Data excerpts:
• • •

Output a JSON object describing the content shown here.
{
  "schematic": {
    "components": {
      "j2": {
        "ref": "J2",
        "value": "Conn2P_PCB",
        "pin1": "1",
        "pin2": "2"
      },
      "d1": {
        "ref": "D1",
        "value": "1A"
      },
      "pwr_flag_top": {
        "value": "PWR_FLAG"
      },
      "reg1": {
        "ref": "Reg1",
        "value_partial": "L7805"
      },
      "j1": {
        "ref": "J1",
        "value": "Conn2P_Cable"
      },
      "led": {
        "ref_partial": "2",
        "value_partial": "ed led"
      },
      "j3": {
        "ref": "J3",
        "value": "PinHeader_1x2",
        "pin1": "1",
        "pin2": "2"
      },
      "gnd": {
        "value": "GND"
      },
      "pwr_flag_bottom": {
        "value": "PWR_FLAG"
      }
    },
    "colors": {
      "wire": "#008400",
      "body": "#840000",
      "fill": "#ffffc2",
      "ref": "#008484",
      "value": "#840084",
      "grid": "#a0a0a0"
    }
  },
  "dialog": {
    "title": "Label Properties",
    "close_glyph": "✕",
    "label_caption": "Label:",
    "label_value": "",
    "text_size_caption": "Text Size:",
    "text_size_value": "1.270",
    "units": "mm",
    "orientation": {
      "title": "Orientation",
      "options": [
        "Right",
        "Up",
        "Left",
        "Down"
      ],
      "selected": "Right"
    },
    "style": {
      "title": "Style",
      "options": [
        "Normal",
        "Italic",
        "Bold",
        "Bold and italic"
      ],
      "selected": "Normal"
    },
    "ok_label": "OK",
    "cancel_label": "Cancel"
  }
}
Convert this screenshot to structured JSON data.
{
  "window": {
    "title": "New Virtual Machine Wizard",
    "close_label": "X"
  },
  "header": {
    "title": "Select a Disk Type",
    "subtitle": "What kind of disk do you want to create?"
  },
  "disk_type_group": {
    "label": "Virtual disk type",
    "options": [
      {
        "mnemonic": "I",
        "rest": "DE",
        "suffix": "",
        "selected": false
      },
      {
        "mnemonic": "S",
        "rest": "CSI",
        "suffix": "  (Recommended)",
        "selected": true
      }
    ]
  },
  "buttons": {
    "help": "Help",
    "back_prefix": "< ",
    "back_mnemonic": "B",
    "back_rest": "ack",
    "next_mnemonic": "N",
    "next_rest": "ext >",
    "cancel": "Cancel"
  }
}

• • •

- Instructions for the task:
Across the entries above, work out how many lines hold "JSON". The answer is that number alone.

- Result:
2